Material provided START

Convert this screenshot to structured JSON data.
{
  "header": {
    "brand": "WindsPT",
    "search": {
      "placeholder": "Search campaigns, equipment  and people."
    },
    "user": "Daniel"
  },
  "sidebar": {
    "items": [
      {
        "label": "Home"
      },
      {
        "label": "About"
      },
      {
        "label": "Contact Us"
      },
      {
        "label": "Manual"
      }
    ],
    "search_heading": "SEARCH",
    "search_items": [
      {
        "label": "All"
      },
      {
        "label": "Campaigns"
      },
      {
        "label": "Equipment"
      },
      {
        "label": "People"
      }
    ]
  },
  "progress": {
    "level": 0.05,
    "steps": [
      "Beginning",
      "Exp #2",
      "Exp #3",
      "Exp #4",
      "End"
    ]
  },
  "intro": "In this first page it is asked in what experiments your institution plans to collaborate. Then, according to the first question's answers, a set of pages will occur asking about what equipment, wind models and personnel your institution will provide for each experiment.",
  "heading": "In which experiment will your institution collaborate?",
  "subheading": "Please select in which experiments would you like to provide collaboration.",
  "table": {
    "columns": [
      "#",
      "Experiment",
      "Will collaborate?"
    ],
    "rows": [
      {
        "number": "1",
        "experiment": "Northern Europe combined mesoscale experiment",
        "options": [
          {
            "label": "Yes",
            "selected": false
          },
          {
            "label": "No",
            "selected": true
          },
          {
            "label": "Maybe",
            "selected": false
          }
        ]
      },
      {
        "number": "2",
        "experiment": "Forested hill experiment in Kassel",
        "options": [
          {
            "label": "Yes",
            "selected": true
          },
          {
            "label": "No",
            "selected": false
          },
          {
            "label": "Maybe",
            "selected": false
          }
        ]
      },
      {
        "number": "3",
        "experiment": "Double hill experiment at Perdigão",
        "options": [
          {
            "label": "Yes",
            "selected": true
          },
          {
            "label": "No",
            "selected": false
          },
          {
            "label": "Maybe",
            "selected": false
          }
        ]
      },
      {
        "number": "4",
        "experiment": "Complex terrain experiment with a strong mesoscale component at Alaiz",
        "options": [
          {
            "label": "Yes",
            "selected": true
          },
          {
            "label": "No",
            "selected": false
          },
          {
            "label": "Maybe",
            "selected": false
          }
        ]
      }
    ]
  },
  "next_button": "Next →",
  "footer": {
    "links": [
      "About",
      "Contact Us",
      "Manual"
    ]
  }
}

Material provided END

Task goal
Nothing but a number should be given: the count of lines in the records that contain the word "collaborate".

Answer section
3